Thinking about solar? Talk to us first!
STEMC is committed to helping our members learn more about renewable energy sources like solar. The information found below can assist members in making the best decisions for their needs
There are a lot of great reasons to “go solar.” First and foremost, by doing so, you are helping to protect the environment by supporting clean, renewable energy. And it’s certainly true that participating in solar generation can result in savings on your electric bill. However, some solar contractors reach out to STEMC residential members with misleading (and sometimes downright false) information about how solar generation works—specifically, the financial benefits of installing a small-scale solar system.

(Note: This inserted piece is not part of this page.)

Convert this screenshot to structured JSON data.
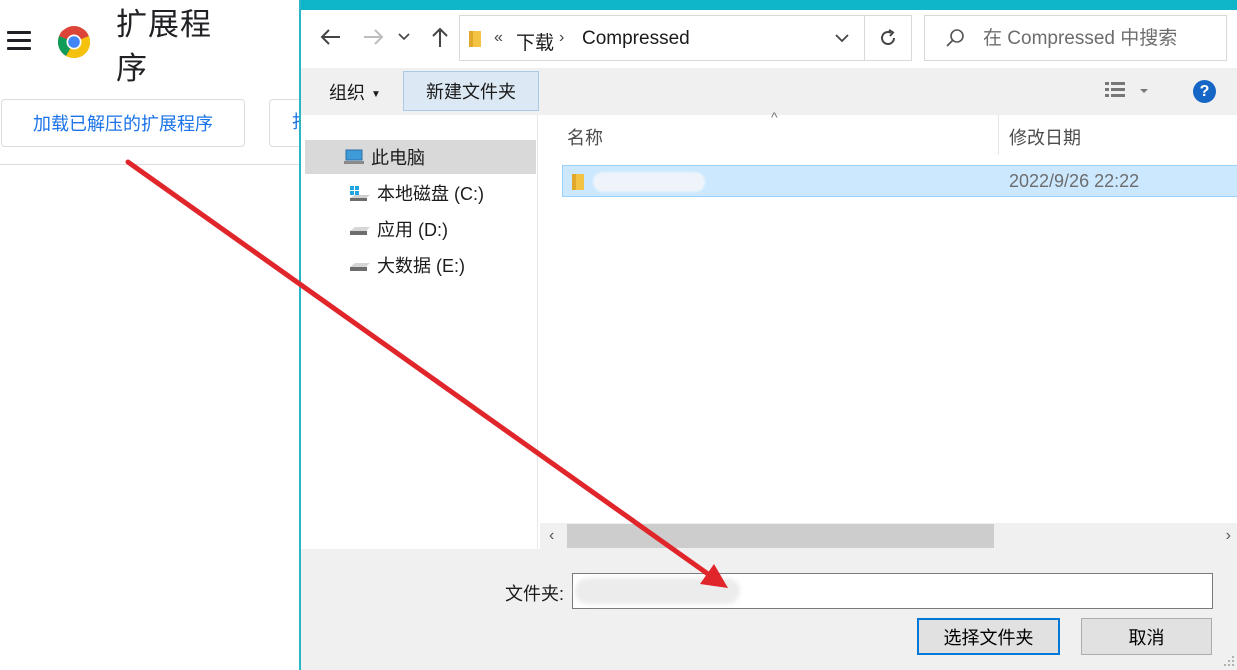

In most cases, the savings are relatively modest. The amount depends on things like the size of your system and how many hours of sunlight your property receives. (Which, in turn, is based on the time of year, the weather—cloud cover, specifically—and even air temperatures.) Additional factors like the orientation/tilt of your solar panels; their size, wattage, and technology; the amount of shading on your property; and the quality of your “inverter”—the piece of equipment that allows the sun’s rays to be converted to usable electric energy—also play a role in the efficiency of your system.
In other words, installing solar panels is a decision that requires serious consideration and preparation! The good news is, we are here to help. Before you sign anything or make a payment of any kind to a solar contractor, talk to us first! Don’t fall victim to dishonest or ill-informed solar contractors. If their sales pitch sounds too good to be true, that’s probably the case! Avoid being taken advantage of by turning to STEMC, your trusted energy advisor. We can provide you will all the information you need to make sure you’re not investing your money in a system with unrealistic “returns” that are based on inaccurate claims.
It varies from season to season, but power is typically generated from around 8 am to 6 pm—with the greatest output occurring between noon and 1 pm, when the sun’s rays are at their peak. Although they produce a small amount of electricity even when it’s cloudy out, their output is greatly diminished.